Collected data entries

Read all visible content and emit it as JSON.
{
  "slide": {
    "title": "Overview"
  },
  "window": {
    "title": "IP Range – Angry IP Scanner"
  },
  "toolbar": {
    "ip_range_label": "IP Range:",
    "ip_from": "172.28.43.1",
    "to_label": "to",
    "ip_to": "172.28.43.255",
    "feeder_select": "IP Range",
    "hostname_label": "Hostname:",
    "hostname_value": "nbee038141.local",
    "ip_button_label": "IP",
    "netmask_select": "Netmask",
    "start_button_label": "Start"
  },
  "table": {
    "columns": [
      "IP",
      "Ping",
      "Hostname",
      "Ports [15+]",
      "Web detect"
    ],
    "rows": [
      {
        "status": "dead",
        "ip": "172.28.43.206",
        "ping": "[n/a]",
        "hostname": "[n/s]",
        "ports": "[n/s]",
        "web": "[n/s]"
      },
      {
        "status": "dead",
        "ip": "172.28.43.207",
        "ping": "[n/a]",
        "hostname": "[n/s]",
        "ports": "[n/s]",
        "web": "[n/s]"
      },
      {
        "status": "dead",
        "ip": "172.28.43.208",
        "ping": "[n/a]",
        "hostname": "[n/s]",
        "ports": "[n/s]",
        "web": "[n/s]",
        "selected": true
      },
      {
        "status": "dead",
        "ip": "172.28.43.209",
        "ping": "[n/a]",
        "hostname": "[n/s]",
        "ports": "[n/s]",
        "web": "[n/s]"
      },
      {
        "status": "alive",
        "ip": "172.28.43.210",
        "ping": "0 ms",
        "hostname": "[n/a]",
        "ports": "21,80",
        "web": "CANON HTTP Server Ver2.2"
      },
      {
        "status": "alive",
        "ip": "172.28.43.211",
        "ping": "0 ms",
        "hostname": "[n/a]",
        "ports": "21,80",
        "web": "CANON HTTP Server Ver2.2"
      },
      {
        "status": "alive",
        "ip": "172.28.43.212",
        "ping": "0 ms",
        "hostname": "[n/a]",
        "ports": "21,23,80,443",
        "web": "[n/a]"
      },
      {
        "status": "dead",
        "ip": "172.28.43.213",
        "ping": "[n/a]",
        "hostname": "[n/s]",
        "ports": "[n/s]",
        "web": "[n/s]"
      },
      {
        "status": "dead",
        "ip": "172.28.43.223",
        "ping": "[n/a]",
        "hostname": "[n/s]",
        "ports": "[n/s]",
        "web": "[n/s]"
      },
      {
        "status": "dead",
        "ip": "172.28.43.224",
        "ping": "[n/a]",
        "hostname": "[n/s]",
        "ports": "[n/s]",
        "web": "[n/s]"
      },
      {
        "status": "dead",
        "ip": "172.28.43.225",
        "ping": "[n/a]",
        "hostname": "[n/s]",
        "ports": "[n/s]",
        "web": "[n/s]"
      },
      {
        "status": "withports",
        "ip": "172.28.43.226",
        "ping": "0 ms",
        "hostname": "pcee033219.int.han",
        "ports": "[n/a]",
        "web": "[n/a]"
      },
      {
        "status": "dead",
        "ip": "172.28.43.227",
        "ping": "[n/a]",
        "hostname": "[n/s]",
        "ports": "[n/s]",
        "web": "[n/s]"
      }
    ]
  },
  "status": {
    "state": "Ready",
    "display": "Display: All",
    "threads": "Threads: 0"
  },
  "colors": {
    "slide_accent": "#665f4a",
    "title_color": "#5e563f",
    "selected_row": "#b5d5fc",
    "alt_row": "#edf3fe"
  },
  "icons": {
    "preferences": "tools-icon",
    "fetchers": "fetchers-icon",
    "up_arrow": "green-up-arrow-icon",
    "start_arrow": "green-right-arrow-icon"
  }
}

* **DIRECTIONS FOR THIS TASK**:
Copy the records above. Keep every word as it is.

* **RESPONSE TO THIS TASK**:
Read all visible content and emit it as JSON.
{
  "slide": {
    "title": "Overview"
  },
  "window": {
    "title": "IP Range – Angry IP Scanner"
  },
  "toolbar": {
    "ip_range_label": "IP Range:",
    "ip_from": "172.28.43.1",
    "to_label": "to",
    "ip_to": "172.28.43.255",
    "feeder_select": "IP Range",
    "hostname_label": "Hostname:",
    "hostname_value": "nbee038141.local",
    "ip_button_label": "IP",
    "netmask_select": "Netmask",
    "start_button_label": "Start"
  },
  "table": {
    "columns": [
      "IP",
      "Ping",
      "Hostname",
      "Ports [15+]",
      "Web detect"
    ],
    "rows": [
      {
        "status": "dead",
        "ip": "172.28.43.206",
        "ping": "[n/a]",
        "hostname": "[n/s]",
        "ports": "[n/s]",
        "web": "[n/s]"
      },
      {
        "status": "dead",
        "ip": "172.28.43.207",
        "ping": "[n/a]",
        "hostname": "[n/s]",
        "ports": "[n/s]",
        "web": "[n/s]"
      },
      {
        "status": "dead",
        "ip": "172.28.43.208",
        "ping": "[n/a]",
        "hostname": "[n/s]",
        "ports": "[n/s]",
        "web": "[n/s]",
        "selected": true
      },
      {
        "status": "dead",
        "ip": "172.28.43.209",
        "ping": "[n/a]",
        "hostname": "[n/s]",
        "ports": "[n/s]",
        "web": "[n/s]"
      },
      {
        "status": "alive",
        "ip": "172.28.43.210",
        "ping": "0 ms",
        "hostname": "[n/a]",
        "ports": "21,80",
        "web": "CANON HTTP Server Ver2.2"
      },
      {
        "status": "alive",
        "ip": "172.28.43.211",
        "ping": "0 ms",
        "hostname": "[n/a]",
        "ports": "21,80",
        "web": "CANON HTTP Server Ver2.2"
      },
      {
        "status": "alive",
        "ip": "172.28.43.212",
        "ping": "0 ms",
        "hostname": "[n/a]",
        "ports": "21,23,80,443",
        "web": "[n/a]"
      },
      {
        "status": "dead",
        "ip": "172.28.43.213",
        "ping": "[n/a]",
        "hostname": "[n/s]",
        "ports": "[n/s]",
        "web": "[n/s]"
      },
      {
        "status": "dead",
        "ip": "172.28.43.223",
        "ping": "[n/a]",
        "hostname": "[n/s]",
        "ports": "[n/s]",
        "web": "[n/s]"
      },
      {
        "status": "dead",
        "ip": "172.28.43.224",
        "ping": "[n/a]",
        "hostname": "[n/s]",
        "ports": "[n/s]",
        "web": "[n/s]"
      },
      {
        "status": "dead",
        "ip": "172.28.43.225",
        "ping": "[n/a]",
        "hostname": "[n/s]",
        "ports": "[n/s]",
        "web": "[n/s]"
      },
      {
        "status": "withports",
        "ip": "172.28.43.226",
        "ping": "0 ms",
        "hostname": "pcee033219.int.han",
        "ports": "[n/a]",
        "web": "[n/a]"
      },
      {
        "status": "dead",
        "ip": "172.28.43.227",
        "ping": "[n/a]",
        "hostname": "[n/s]",
        "ports": "[n/s]",
        "web": "[n/s]"
      }
    ]
  },
  "status": {
    "state": "Ready",
    "display": "Display: All",
    "threads": "Threads: 0"
  },
  "colors": {
    "slide_accent": "#665f4a",
    "title_color": "#5e563f",
    "selected_row": "#b5d5fc",
    "alt_row": "#edf3fe"
  },
  "icons": {
    "preferences": "tools-icon",
    "fetchers": "fetchers-icon",
    "up_arrow": "green-up-arrow-icon",
    "start_arrow": "green-right-arrow-icon"
  }
}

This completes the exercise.